Copy out each line of the data that holds the string "Kích".

─── Records ───

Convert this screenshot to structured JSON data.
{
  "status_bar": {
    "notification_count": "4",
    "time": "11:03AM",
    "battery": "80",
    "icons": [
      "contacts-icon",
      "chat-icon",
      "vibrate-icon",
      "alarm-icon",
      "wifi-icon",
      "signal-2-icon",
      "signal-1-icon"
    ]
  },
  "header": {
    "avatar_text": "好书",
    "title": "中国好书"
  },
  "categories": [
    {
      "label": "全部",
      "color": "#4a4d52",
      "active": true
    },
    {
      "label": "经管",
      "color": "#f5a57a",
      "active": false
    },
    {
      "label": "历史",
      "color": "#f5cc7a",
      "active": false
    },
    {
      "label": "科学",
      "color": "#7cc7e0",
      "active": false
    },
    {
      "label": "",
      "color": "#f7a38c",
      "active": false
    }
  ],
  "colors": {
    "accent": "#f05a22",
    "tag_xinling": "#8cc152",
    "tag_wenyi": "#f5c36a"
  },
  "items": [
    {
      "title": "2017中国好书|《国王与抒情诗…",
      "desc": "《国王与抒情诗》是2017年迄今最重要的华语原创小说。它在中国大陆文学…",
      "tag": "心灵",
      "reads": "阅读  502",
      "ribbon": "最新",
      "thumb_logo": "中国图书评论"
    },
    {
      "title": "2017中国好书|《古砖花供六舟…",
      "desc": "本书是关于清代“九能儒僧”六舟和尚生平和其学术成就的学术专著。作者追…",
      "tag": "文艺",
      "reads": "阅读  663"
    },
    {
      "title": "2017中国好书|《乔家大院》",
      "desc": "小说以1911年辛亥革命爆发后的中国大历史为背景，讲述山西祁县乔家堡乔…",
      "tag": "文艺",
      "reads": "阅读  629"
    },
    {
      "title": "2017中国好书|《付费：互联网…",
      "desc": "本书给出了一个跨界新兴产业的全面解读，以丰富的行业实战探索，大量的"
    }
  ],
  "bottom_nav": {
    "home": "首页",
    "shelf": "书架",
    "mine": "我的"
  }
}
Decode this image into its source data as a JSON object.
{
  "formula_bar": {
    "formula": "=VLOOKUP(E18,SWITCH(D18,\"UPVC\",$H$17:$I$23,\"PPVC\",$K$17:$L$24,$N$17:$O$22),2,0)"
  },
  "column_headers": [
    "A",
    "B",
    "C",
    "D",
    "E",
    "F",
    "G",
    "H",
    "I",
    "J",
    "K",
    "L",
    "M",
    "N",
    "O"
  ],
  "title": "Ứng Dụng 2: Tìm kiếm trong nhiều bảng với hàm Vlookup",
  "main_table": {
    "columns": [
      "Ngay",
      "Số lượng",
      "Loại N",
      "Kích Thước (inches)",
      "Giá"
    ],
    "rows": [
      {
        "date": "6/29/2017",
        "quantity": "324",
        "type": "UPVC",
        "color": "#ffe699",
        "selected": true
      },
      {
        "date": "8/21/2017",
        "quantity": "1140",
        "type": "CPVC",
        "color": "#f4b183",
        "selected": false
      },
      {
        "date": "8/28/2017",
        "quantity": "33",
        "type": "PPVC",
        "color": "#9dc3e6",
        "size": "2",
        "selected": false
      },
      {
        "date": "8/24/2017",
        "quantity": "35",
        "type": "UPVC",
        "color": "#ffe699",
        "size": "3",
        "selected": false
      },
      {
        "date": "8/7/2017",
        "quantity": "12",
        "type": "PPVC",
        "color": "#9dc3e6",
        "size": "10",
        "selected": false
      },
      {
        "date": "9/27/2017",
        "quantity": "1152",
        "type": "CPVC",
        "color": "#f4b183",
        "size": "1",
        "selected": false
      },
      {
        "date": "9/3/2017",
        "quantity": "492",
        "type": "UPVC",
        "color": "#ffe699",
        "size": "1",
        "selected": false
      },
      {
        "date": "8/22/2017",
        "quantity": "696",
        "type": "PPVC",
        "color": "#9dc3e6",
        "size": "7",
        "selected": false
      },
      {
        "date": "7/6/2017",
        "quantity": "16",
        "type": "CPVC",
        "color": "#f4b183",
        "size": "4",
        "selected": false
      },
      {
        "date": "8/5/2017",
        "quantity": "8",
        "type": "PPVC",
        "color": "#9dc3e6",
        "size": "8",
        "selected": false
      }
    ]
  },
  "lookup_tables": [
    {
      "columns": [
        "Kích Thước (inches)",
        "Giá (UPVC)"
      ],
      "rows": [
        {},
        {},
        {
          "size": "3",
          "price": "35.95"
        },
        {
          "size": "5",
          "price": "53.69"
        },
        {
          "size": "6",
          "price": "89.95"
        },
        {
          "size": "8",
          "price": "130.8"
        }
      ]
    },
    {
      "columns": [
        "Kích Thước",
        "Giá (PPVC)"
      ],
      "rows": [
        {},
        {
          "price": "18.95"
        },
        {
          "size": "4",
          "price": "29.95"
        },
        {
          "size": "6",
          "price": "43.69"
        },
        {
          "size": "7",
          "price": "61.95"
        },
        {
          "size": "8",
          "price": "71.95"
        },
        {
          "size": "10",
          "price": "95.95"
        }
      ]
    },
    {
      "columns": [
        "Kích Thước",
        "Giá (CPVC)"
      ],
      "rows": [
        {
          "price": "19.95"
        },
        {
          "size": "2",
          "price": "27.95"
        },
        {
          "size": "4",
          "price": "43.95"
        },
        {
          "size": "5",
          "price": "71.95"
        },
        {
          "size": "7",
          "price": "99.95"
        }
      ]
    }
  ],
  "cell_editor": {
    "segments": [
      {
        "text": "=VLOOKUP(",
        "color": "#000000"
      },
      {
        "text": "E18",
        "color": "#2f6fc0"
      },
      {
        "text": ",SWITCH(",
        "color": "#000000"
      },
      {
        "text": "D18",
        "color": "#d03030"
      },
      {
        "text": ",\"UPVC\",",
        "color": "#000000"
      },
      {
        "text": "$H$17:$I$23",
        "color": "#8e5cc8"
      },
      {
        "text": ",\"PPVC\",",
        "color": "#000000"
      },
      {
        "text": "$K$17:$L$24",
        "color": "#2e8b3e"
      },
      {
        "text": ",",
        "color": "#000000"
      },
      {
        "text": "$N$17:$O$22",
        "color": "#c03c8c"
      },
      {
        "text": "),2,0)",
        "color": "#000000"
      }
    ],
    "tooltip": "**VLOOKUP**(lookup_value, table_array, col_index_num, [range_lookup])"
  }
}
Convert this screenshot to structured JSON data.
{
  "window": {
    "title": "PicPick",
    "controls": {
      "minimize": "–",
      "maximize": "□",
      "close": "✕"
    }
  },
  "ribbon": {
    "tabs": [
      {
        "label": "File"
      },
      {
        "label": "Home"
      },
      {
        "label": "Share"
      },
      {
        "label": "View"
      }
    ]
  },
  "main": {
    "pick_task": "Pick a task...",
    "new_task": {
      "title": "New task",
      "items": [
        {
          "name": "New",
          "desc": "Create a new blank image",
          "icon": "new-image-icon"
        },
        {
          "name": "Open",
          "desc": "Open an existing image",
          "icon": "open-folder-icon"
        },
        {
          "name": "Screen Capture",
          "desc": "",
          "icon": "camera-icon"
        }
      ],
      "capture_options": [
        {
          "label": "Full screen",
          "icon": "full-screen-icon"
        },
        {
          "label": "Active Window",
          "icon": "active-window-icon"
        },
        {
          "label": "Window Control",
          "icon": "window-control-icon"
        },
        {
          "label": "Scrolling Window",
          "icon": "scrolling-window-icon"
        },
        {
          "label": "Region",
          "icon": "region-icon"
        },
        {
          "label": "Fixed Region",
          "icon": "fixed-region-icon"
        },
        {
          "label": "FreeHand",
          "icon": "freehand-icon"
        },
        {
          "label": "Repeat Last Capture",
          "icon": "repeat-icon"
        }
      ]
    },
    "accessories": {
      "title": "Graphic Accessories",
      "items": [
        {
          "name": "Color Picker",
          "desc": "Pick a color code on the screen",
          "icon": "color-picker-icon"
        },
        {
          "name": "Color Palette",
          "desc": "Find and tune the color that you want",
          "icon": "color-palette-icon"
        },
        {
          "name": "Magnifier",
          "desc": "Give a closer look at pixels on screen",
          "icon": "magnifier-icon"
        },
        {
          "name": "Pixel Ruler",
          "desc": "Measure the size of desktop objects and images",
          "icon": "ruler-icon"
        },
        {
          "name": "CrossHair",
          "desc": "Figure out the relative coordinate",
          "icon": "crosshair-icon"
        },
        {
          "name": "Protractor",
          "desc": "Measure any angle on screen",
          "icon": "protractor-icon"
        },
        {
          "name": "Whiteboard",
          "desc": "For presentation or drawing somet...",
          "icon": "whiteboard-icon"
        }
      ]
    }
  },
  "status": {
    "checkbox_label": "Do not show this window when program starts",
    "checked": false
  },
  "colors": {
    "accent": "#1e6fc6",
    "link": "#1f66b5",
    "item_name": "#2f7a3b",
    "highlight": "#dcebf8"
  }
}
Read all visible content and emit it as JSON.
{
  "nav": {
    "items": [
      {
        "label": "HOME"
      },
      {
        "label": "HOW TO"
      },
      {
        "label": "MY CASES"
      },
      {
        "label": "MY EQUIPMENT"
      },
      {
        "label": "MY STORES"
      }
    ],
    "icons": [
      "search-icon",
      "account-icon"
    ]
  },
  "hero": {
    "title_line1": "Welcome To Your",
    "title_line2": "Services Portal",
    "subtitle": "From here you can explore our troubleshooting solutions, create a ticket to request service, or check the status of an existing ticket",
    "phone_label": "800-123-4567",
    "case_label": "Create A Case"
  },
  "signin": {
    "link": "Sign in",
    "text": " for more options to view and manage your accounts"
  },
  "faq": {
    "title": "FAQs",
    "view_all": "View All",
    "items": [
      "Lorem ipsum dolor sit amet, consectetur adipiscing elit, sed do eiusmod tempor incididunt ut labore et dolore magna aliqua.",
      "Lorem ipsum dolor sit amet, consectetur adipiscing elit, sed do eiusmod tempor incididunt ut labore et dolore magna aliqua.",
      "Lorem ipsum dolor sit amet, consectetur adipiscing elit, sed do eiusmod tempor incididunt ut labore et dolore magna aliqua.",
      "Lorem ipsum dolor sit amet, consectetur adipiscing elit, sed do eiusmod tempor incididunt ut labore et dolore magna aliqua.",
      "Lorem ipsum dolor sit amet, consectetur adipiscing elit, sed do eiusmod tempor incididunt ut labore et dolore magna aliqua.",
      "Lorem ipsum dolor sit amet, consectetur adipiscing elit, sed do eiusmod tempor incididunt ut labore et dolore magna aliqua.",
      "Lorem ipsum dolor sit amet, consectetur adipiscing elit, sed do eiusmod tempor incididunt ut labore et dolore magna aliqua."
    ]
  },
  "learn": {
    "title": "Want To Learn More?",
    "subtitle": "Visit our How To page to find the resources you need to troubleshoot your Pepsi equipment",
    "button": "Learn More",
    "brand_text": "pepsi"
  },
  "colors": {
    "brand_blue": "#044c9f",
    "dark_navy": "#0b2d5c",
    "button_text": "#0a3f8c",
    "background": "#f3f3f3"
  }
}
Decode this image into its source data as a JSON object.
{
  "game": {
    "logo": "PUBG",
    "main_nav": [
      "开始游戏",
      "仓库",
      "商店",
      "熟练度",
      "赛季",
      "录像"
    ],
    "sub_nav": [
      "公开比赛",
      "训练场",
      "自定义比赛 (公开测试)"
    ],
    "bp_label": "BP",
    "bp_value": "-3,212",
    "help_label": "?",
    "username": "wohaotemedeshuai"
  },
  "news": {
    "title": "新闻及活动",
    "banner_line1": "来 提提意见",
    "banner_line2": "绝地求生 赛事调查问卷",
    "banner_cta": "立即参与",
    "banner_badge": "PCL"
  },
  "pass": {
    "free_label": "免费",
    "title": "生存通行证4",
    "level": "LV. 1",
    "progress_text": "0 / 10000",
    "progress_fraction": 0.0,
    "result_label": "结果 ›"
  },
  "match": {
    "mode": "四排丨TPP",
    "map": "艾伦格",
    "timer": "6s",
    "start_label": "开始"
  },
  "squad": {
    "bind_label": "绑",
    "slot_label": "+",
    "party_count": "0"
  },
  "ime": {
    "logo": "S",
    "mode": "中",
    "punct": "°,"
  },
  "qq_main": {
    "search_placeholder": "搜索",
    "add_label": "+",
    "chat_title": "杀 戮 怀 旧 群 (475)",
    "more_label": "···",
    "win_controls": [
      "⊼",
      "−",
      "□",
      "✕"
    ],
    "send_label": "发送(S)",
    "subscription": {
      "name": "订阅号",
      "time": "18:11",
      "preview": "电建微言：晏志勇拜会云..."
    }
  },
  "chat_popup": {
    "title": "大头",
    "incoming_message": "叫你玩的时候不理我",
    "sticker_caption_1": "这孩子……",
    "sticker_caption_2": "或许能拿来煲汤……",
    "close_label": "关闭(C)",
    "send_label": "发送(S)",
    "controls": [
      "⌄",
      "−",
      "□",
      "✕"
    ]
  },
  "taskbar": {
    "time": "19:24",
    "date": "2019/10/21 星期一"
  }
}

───

▶ _Exercise solution_
      "Kích Thước (inches)",
        "Kích Thước (inches)",
        "Kích Thước",
        "Kích Thước",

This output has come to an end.